Normal People tells the story of two key protagonists, Marianne and Connell. The novel has received critical acclaim and rightfully so. Rooney’s writing gets under your skin and she has an ability to get close to the bone reflecting the intricacies and realities of the worlds she describes. Her portrayals of school and then university life are accurate and she weaves in commentary about class and youth in a seamless manner.
Normal People follows Marianne and Connell’s relationship as it develops from an unusual teen romance. The distinction between love and friendship is blurred as they fall in and out of love.
Whilst Rooney’s debut, Conversations with Friends, was gripping, Normal People almost meanders. The pace picks up, however, when the duo begin at Trinity College Dublin. After a period of separation, Connell bumps into Marianne at a party. Immediately it is becomes evident that the power has shifted, or at least it initially seems that way. Marianne seems more popular whilst Connell is struggling to adjust to university life.
The question of who holds the power is an interesting thread throughout. It feels almost as though there is a perpetual confusion as to where this lies.
Ultimately the novel documents the complexities of youth and love.
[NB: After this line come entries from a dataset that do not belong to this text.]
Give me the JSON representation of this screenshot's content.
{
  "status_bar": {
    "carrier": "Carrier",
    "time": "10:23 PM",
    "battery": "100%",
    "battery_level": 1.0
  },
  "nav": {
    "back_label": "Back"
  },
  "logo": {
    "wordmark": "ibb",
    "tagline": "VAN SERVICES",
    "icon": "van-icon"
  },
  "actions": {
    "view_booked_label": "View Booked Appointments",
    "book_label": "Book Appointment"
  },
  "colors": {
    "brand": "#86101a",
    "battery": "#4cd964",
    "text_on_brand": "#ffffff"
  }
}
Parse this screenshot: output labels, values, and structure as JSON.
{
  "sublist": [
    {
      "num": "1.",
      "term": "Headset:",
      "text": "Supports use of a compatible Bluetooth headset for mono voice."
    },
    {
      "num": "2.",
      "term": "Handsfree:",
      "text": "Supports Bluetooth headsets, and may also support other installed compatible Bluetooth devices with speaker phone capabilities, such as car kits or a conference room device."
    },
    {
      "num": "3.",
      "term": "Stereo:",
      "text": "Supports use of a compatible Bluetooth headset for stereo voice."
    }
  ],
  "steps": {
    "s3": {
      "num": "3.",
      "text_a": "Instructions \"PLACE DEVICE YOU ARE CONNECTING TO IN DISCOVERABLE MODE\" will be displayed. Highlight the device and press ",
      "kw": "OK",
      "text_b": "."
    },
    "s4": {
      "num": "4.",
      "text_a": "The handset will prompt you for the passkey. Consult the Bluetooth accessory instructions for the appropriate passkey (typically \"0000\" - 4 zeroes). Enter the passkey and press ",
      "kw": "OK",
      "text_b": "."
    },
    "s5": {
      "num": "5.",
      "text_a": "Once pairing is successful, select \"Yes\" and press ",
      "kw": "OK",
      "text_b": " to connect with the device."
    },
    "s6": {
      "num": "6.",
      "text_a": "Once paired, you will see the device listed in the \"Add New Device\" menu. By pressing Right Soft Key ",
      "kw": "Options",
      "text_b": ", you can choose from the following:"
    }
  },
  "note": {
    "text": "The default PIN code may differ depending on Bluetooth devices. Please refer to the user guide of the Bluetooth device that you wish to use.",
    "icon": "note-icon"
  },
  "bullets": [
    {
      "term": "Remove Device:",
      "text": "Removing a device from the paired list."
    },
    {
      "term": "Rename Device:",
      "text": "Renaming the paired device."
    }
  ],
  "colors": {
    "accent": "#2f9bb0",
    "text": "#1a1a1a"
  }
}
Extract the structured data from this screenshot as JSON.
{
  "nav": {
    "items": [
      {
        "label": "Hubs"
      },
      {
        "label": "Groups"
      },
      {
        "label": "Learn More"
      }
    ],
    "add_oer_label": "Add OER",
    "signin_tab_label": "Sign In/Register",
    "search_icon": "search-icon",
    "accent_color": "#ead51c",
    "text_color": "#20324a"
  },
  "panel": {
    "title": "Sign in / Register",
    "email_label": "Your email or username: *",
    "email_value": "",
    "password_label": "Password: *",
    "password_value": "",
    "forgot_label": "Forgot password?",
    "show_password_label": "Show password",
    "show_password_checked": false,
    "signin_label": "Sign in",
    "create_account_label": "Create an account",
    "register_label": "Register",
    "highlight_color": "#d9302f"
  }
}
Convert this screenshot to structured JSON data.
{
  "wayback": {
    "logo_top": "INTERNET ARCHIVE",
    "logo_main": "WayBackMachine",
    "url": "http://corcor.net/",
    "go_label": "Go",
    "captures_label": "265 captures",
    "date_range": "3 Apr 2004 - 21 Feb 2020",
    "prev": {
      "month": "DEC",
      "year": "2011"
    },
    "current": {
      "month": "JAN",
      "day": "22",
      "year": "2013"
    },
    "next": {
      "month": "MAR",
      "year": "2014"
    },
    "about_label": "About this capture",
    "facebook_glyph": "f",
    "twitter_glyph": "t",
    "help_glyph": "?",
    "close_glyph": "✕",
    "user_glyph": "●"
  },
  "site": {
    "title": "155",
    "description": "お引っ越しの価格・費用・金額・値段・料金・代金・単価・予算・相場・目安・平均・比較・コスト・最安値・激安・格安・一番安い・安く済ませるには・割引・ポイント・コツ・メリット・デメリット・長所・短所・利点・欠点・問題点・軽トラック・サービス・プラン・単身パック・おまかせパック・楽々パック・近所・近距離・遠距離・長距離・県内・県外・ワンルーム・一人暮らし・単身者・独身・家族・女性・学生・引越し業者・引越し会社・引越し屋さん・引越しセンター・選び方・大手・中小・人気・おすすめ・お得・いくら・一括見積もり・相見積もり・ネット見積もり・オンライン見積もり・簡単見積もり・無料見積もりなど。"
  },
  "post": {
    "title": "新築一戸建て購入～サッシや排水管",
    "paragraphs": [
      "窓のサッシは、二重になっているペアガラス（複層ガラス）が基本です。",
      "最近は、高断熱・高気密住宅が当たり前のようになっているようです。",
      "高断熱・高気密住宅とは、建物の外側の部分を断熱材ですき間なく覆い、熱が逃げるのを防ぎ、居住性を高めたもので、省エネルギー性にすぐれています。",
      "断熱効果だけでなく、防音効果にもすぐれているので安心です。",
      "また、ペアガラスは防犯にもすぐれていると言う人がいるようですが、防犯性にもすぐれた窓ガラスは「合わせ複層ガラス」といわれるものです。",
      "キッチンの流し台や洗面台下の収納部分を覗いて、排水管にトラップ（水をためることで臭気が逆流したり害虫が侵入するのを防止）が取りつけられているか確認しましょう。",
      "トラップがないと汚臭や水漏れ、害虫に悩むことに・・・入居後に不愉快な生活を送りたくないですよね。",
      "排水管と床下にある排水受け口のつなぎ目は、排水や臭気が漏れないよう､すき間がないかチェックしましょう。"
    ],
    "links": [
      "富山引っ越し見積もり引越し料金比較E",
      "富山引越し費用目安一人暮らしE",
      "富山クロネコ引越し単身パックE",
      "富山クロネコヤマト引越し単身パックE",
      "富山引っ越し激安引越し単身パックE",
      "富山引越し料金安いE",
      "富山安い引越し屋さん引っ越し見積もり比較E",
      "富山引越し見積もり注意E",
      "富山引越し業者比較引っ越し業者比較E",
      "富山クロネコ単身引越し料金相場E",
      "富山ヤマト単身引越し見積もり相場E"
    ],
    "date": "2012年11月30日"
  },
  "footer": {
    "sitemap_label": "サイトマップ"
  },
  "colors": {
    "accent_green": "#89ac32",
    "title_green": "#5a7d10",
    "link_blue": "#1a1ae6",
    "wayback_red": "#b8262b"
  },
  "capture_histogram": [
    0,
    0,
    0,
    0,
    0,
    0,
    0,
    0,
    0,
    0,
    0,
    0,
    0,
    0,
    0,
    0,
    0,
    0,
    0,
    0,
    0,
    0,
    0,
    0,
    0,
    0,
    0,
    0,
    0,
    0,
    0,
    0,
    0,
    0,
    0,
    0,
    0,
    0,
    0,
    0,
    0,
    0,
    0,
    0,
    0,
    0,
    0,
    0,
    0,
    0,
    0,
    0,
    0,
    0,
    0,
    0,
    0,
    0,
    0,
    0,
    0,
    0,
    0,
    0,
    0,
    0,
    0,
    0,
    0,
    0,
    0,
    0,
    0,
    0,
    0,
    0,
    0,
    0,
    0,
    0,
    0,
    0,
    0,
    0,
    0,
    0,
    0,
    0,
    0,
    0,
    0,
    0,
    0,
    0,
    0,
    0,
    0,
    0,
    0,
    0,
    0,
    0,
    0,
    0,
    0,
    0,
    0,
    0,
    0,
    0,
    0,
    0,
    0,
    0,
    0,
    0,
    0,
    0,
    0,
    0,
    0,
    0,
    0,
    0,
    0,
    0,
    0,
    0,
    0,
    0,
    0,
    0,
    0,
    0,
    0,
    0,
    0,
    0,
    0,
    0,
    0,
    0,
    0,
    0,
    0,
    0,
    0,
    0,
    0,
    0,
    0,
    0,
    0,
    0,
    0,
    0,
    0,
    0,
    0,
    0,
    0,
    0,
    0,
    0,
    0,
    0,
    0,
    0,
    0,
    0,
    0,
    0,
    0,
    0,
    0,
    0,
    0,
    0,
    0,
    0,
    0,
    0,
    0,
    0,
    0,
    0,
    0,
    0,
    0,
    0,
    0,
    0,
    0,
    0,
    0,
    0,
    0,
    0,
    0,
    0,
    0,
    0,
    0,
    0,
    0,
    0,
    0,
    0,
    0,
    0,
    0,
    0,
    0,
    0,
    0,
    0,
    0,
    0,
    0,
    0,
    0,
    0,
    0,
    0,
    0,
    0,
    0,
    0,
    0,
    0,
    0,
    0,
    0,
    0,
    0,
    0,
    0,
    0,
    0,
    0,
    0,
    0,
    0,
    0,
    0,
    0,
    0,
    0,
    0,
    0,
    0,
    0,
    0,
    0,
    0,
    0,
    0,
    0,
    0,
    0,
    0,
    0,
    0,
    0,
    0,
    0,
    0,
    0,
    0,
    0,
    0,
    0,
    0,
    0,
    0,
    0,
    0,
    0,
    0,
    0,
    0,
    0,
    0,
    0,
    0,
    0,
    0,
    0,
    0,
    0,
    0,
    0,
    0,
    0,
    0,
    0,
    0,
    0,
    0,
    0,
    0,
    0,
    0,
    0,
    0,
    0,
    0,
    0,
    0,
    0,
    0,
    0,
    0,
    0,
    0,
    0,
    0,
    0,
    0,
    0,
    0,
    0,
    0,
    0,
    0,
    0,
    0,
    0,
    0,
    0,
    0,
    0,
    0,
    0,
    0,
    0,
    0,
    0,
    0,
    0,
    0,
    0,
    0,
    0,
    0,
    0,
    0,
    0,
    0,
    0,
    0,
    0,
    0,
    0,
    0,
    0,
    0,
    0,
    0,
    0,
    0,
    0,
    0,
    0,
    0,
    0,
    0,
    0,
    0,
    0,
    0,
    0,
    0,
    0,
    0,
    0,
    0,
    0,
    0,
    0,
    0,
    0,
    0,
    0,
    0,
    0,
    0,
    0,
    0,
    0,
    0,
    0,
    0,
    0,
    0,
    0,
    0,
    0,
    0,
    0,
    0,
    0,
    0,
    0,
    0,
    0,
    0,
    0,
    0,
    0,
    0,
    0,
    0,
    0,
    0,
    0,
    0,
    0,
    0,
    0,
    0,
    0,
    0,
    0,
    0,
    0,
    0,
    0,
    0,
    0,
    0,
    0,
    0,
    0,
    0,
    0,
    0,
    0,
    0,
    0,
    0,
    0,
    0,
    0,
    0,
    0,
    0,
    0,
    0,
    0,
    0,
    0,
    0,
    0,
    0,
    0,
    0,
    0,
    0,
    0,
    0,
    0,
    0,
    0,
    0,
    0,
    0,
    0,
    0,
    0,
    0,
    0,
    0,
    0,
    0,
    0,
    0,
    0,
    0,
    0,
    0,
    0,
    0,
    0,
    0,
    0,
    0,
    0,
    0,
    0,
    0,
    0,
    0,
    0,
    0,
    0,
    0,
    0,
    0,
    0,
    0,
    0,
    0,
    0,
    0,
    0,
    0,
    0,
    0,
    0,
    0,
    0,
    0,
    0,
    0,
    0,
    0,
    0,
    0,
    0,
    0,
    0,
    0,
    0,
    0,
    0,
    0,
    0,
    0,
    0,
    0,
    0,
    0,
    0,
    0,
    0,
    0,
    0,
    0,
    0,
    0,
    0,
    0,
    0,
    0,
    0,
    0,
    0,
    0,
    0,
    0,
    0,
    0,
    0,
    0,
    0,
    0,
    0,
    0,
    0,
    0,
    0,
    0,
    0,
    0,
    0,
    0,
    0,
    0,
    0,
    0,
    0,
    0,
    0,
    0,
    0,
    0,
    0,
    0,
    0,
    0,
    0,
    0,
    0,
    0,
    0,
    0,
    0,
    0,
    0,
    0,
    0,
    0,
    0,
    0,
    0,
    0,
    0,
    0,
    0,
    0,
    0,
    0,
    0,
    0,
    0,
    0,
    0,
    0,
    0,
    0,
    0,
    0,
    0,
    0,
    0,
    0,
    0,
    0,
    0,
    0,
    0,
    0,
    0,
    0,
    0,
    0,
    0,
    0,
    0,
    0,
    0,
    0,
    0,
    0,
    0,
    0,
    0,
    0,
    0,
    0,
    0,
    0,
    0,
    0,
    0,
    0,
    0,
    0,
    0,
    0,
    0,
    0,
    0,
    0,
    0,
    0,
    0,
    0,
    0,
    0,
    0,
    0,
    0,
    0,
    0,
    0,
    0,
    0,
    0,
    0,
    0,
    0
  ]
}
It uncovers the ways in which childhood experiences continue to seep into our adult lives. This novel will be remembered and reread and so it should be.